“Vehicles of the future will have all kinds of new functionality because of these connections, but that also means that there are many more ways to penetrate the epidermis of this cell that you think of as your car, and it can become infected,” Lambert said.
“We work on the immune system of the vehicle.”
Ken Schultz, general manager at Escrypt, stressed that computer code in a vehicle is distributed among dozens of tiny computers that individually might have relatively simple functionality, like controlling the brakes or turning on the entertainment system, “but they all represent places where, if they are not secured appropriately, malware can get in and cause havoc.”
In the Internet-of-things era, roadway infrastructure increasingly communicates with vehicles. Also, the information from sensors in one vehicle can be sent to another to detect, for example, if a vehicle ahead has applied its brakes. Escrypt is working on securing that communication as well, said Kevin Henry, a standards and security expert and part of the Escrypt consulting team.
‘UNIQUE AS DNA’
BlackBerry QNX has been developing a technology that harnesses machine learning, or artificial intelligence, to collect and interpret data from the sensors inside vehicles, in order to help fleet operators detect intrusions and problems.
If, for example, a company vehicle is started with the correct key but the driver’s behaviour – from seat adjustment to steering inputs to gas and brake pedal pressure – doesn’t match the profile of the authorized user, then the technology can send an alert to a fleet analyst’s screen. It will give the analyst choices, such as call the vehicle; take a photo of the driver with the dashboard camera; notify authorities; even cut engine power.
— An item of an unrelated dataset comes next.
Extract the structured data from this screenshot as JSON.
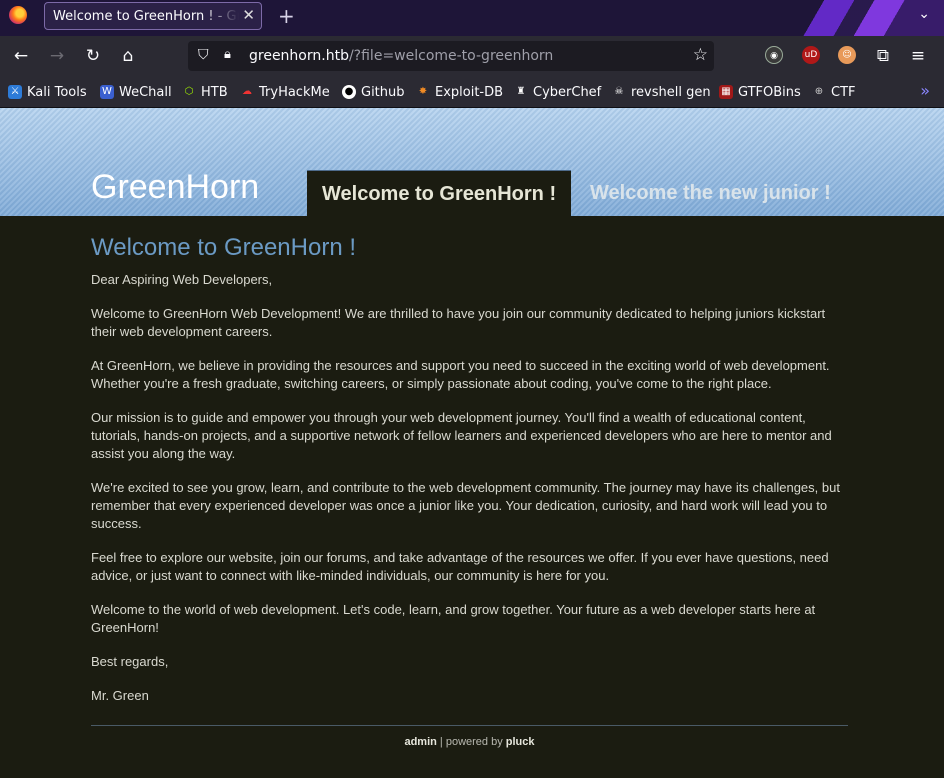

BlackBerry expects to find a ready market for the technology among automakers and fleet operators looking to protect cars and trucks from existing risks and “future-proof” them to coming threats.
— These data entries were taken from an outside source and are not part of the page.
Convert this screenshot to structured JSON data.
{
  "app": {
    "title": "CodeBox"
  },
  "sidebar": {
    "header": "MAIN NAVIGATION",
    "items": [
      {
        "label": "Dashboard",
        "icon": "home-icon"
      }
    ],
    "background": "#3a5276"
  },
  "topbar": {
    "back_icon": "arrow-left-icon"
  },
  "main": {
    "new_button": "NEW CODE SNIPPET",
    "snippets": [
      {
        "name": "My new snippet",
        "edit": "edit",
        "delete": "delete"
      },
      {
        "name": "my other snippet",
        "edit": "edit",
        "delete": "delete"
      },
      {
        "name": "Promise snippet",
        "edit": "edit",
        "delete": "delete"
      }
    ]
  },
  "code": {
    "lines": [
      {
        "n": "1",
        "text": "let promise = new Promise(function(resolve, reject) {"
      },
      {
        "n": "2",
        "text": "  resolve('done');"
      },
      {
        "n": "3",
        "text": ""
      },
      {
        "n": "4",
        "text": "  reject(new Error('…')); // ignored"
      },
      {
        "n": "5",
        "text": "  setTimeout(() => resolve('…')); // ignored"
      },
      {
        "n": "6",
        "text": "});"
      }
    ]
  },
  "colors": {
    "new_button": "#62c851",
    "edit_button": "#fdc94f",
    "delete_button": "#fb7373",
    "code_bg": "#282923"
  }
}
“We’re basically ready to integrate it,” chief technology officer Charles Eagan told Automotive News Canada in an interview.
Vehicle monitoring, from GPS trackers for transport fleets to phone apps that tattle on speeding teenagers is nothing new, but BlackBerry’s platform employs machine-learning to build user profiles as unique as DNA.
The BlackBerry platform will also be able to reach deep into the vehicle’s coding to identify potential problems and shepherd over-the-air software updates, Egan